From 1997 through 2008, another $20 million was spent to rejuvenate the park and restore its luster. In total, nearly $50 million had been invested in new rides, attractions, and physical improvements.
The Kennywood vision of what Lake Compounce could be, the company's financial resources, and Kennywood's knowledge of the industry coupled with the state's involvement were the primary ingredients for success. Moreover, the image of the park began to improve when the company did what it said it would do.
The park's transformation has tastefully integrated its natural beauty and rich heritage with a blend of classical and contemporary rides, live shows, and unique attractions.

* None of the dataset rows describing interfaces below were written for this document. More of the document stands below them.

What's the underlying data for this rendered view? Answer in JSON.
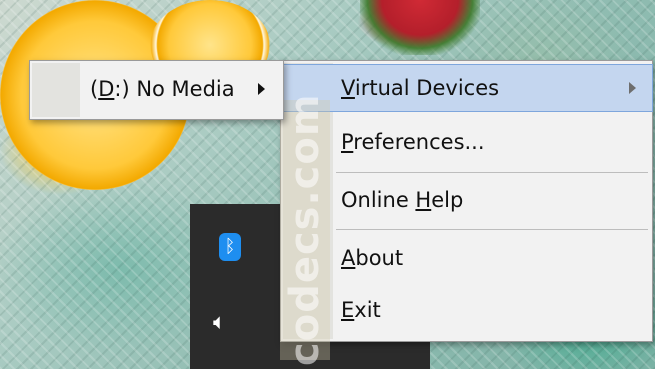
{
  "context_menu": {
    "items": [
      {
        "pre": "",
        "accel": "V",
        "post": "irtual Devices",
        "has_submenu": true,
        "highlighted": true
      },
      {
        "pre": "",
        "accel": "P",
        "post": "references...",
        "has_submenu": false,
        "highlighted": false
      },
      {
        "pre": "Online ",
        "accel": "H",
        "post": "elp",
        "has_submenu": false,
        "highlighted": false
      },
      {
        "pre": "",
        "accel": "A",
        "post": "bout",
        "has_submenu": false,
        "highlighted": false
      },
      {
        "pre": "",
        "accel": "E",
        "post": "xit",
        "has_submenu": false,
        "highlighted": false
      }
    ]
  },
  "submenu": {
    "item": {
      "pre": "(",
      "accel": "D",
      "post": ":) No Media",
      "has_submenu": true
    }
  },
  "watermark": {
    "text": "codecs.com"
  },
  "tray": {
    "bluetooth_icon": "bluetooth-icon",
    "volume_icon": "speaker-icon"
  },
  "colors": {
    "highlight": "#c4d6ef",
    "highlight_border": "#7ea6dc",
    "menu_bg": "#f2f2f2",
    "tray_bg": "#2b2b2b",
    "bluetooth": "#1e8ef0"
  }
}
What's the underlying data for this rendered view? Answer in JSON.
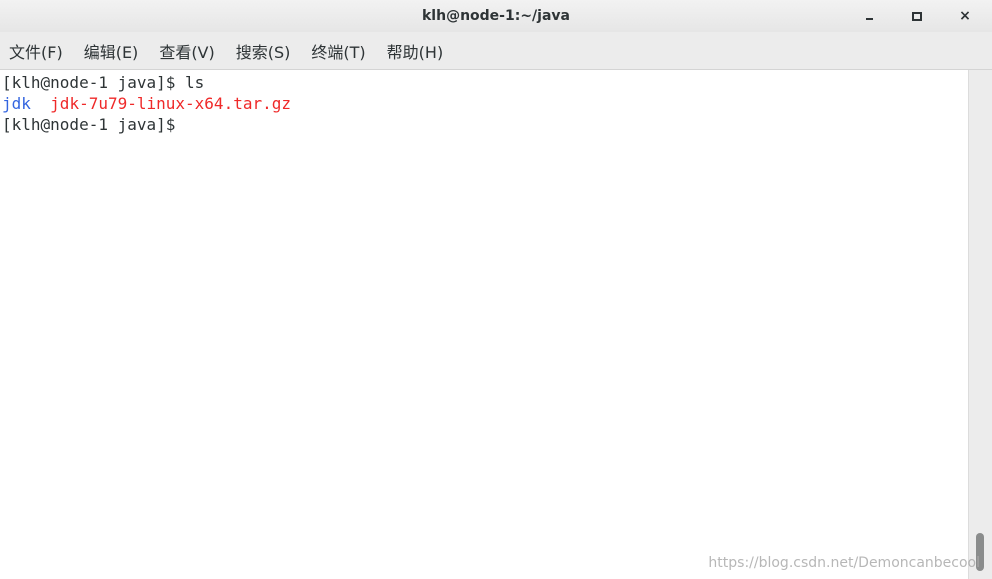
{
  "window": {
    "title": "klh@node-1:~/java",
    "controls": {
      "minimize_icon": "minimize-icon",
      "maximize_icon": "maximize-icon",
      "close_icon": "close-icon",
      "close_glyph": "×"
    }
  },
  "menubar": {
    "items": [
      {
        "label": "文件(F)"
      },
      {
        "label": "编辑(E)"
      },
      {
        "label": "查看(V)"
      },
      {
        "label": "搜索(S)"
      },
      {
        "label": "终端(T)"
      },
      {
        "label": "帮助(H)"
      }
    ]
  },
  "terminal": {
    "lines": [
      {
        "prompt": "[klh@node-1 java]$ ",
        "command": "ls"
      },
      {
        "dir": "jdk",
        "separator": "  ",
        "archive": "jdk-7u79-linux-x64.tar.gz"
      },
      {
        "prompt": "[klh@node-1 java]$ ",
        "command": ""
      }
    ],
    "colors": {
      "text": "#2e3436",
      "directory": "#3465e0",
      "archive": "#ef2929",
      "background": "#ffffff"
    }
  },
  "watermark": {
    "text": "https://blog.csdn.net/Demoncanbecool"
  }
}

In 2009, Lake Compounce was acquired by Palace Entertainment, along with the other previous Kennywood Entertainment parks. Palace Entertainment is the country's largest operator of water parks and family entertainment centers, featuring 40 parks entertaining 14 million visitors per year. It is part of the Parques Reunidos worldwide family of parks. A steadfast commitment to maintaining a top-notch family entertainment venue, as well as to providing superior guest service, remains stronger than ever. A balance of change and tradition continue to be important for Lake Compounce, the nation's oldest, continuously-operating amusement park.